How long does it take to recover from dilation and curettage?
The recovery process varies depending on the type of surgery performed and the type of anesthesia administered.
If you had regional or general anesthesia, when your blood pressure, pulse, and breathing are stable and you are alert, you’ll be taken to your hospital room or discharged.
After having local anesthesia, usually you may go home after resting for about two hours.
After a dilation and curettage, you’ll be instructed not to douche, use tampons, or have intercourse for two to three days, or for a period of time recommended by your doctor.
The doctor might also advise you about other restrictions, including no strenuous activity or heavy lifting.
Typically you’ll need to rest for 2-3 days after the procedure before resuming normal activities.
Bleeding after dilation and curettage
It’s normal to have some spotting or light bleeding for a few days or a week after the procedure. You can use a sanitary pad, but don’t use tampons.
Depending on the reason for the dilation and curettage, your doctor will tell you what to expect in terms of bleeding afterward, and when to return for further treatment or care.
Notify your doctor if you experience any of the following:
- Severe bleeding
- Foul-smelling discharge from your vagina
- Fever and/or chills
- Severe abdominal pain.
Hysteroscopy and dilation and curettage
Hysteroscopy allows your doctor to do a visual examination of the inside of your uterus. It can be performed for diagnostic or therapeutic reasons.
By inserting a lighted tube with a camera through the cervix and into the uterus, the doctor is able to find abnormalities or retained tissue after a miscarriage, for example.
Do dilation and curettage affect fertility?
The procedure should not affect your chances of becoming pregnant in the future.

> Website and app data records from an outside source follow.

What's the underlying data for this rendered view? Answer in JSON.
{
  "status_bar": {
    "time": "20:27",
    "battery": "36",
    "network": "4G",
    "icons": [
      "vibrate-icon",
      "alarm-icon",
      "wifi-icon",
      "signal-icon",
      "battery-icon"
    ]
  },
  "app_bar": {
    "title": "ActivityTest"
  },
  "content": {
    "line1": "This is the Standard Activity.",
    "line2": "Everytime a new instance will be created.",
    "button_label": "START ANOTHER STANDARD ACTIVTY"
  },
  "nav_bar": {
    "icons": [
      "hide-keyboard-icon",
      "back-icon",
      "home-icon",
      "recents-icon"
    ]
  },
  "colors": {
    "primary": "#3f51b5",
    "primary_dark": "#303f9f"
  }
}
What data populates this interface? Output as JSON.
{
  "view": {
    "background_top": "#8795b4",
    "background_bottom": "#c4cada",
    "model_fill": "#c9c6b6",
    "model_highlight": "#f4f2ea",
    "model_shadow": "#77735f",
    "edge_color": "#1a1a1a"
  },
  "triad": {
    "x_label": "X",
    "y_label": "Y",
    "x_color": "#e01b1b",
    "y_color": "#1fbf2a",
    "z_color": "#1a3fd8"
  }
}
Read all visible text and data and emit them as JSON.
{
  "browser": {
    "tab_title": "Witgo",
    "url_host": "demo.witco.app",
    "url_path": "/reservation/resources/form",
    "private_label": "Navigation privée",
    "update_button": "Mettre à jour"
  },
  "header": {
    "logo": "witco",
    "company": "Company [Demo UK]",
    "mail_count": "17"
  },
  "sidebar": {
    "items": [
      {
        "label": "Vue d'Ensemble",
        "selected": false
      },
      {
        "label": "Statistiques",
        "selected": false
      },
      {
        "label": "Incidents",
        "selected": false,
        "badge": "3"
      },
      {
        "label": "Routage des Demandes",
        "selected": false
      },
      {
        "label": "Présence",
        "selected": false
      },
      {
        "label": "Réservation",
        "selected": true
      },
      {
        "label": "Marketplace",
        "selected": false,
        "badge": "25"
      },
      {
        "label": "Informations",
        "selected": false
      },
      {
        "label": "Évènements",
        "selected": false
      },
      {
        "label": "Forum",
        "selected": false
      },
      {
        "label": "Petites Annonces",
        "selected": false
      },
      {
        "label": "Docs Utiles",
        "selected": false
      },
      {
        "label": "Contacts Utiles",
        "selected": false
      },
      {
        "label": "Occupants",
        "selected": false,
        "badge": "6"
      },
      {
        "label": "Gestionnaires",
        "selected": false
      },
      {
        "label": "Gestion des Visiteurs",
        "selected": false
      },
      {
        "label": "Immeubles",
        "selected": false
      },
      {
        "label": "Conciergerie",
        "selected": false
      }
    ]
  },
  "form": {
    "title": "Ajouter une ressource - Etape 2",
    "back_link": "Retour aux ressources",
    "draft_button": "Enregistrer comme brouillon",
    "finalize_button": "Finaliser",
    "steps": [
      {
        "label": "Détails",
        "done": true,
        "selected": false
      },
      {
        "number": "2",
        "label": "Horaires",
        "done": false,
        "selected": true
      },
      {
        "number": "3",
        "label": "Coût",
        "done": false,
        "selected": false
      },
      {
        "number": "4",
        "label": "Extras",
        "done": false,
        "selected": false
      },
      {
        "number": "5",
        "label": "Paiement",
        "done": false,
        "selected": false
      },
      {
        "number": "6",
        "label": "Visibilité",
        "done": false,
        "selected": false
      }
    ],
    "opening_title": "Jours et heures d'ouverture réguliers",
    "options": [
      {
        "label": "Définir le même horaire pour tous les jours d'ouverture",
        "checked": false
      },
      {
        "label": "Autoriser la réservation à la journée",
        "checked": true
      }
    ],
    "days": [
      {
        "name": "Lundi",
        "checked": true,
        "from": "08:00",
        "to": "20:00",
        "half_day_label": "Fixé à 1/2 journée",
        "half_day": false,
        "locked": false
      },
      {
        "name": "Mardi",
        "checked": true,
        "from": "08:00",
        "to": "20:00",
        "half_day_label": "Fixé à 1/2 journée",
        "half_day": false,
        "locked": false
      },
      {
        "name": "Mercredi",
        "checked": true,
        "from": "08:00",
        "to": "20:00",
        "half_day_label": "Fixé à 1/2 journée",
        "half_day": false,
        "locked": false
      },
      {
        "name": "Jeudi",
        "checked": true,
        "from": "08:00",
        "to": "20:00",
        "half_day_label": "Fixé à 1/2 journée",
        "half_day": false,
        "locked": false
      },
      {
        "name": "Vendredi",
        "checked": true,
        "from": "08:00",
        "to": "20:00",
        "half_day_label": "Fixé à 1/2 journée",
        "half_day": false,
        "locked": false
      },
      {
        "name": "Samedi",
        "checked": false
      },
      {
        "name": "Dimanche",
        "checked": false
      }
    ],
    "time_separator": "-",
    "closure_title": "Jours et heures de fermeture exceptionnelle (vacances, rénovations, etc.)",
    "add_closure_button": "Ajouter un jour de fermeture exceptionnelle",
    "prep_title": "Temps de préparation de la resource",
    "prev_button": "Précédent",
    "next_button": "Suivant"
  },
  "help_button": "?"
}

There’s a very small risk of scar tissue developing in the cervix or uterus after a dilation and curettage procedure is performed for:
- Elective termination of pregnancy
- Missed or incomplete miscarriage
- Treating a retained placenta after birth.
Scar tissue forming like this is called Asherman’s syndrome. The reason you needed a dilation and curettage will determine the effect on your menstrual cycle.
If you plan to get pregnant after the procedure, talk to your health care professional about your options, and about how long you should wait.
Is dilation and curettage an abortion?
Surgical abortion using dilation and curettage is likely to be performed to limit the risk of severe bleeding afterward.
It’s done between 6 and 14 weeks and involves a hollow tube being inserted into the uterus after the cervix is dilated.
The tube is attached to a machine that has an action similar to a vacuum; it sucks out the contents of the uterus. The doctor then gently scrapes the lining of the uterus with the curette to make sure nothing remains.
Complications of dilation and curettage
Like any medical procedure, there are some risks involved in dilation and curettage. You should weigh the risks against the reason for having the procedure, so you can make an informed choice about what’s best for you.
- Heavy bleeding
- Infection of the uterus
- Perforation of the uterus
- Perforation of the bowel (next to the uterus)
- Problems related to the anesthesia used (rare)
- Scar tissue or adhesions developing inside the uterus or cervix.